Editor's Note: Ask an ICMA Manager is a monthly blog series where ICMA asks a current or former local government manager or local government professional to answer a question on a management issue facing local government.
Ask an ICMA Manager: What Is the Difference Between Managing in Large and Small Communities?
by Bryan Hill, county executive, Fairfax County, Virginia
I have seen more similarities than differences; however, due to the size of Fairfax County, it tends to develop a culture of doing business that I must pay attention to as I try to build confidence in staff as well as the board of supervisors. Here are the three differences:

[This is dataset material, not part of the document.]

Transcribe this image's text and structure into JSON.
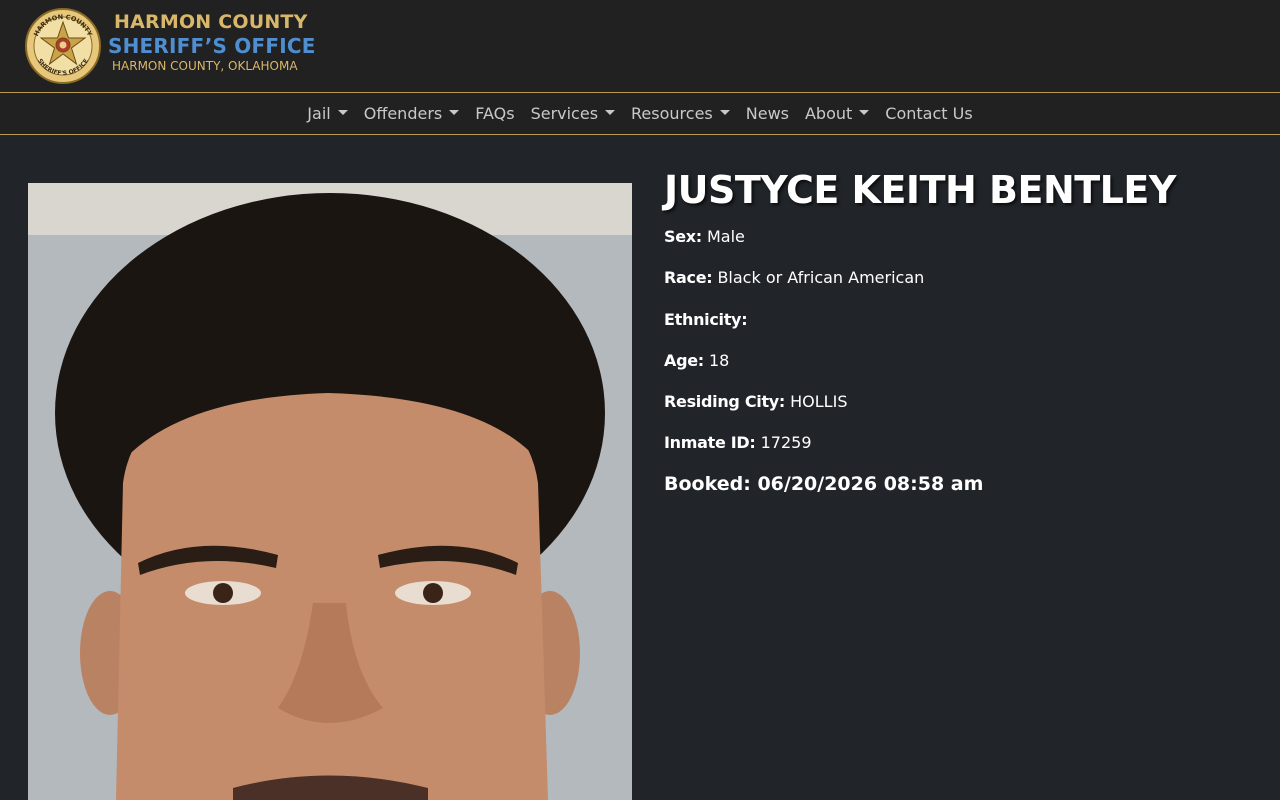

In leaving James City County, I left behind an annual budget of $228 million and approximately 900 employees. The Fairfax County general fund budget is $4.3 billion, with more than 12,000 employees. Communicating and connecting is a challenge, especially coming from outside the organization. My daily schedule of starting at 7 a.m. until completion has not changed; however, I have had to be more efficient in my use of time. In larger jurisdictions, being able to address questions concisely is a must, along with trusting your team to enhance relationships with all stakeholders. I have had more than 500 meetings internally and externally in my first five months, as I believe it is important to understand the needs of residents, staff, and regional partners while also balancing the expectations of the board of supervisors. My past experiences in finance and budget have helped with understanding the budget process used in Fairfax County, as its process is like what I used in James City County and Beaufort County, South Carolina.
Increased Transportation Strategies
In both James City County and Fairfax County, transportation is a high priority. Northern Virginia, however, will continue to have opportunities to address traffic congestion and mitigation and to work on adequate funding models for Metrorail. As you can imagine, there are numerous complexities associated with moving a population of 1.2 million residents while creating a balance to ensure that the workforce and the tourists can continue to move freely around our great community.
“Size” - Your Mind Is Now Working 24/7
The final difference can be characterized with the word “size.” My mind is now ever working to communicate to a larger audience, streamline the process to help promote economic development, and lead an extremely well-run organization into the future. Every jurisdiction continually struggles with school funding, economic development, environment (stormwater), state funding challenges, and the expectations to provide exemplary delivery of services to residents. I have readily embraced and accepted the challenge and the employees of Fairfax County, who are forward-thinking employees looking to make local government better as we battle through less federal and state funding.
As I have transitioned into a local government 16 times the size in population, I've found that the key during any transition is to listen and understand the needs of the constituents while a strategy is developed to proactively identify and address those needs, because there is only a short window of time to solve their needs before it becomes a concern for elected officials. In closing, I want to thank executive assistants Ania Eckhardt (James City County) and Sue Robinson (Fairfax County) for their support and general understanding of how I work. They have made me a better administrator.
Small City Helps Create a Big Success. This article from 2012 looks at how one community, Whitewater, Wisconsin, partnered with an area university to create a new innovation center to help with the community's economic development.
The Small But Mighty City of Colquitt Doesn't Quit. This 2017 blog post looks at how one small community has used the arts to improve the community both economically and culturally.
Too Small to Benchmark? Not! In another 2017 blog post, ICMA looks at how small communities are still managing to benchmark their performance.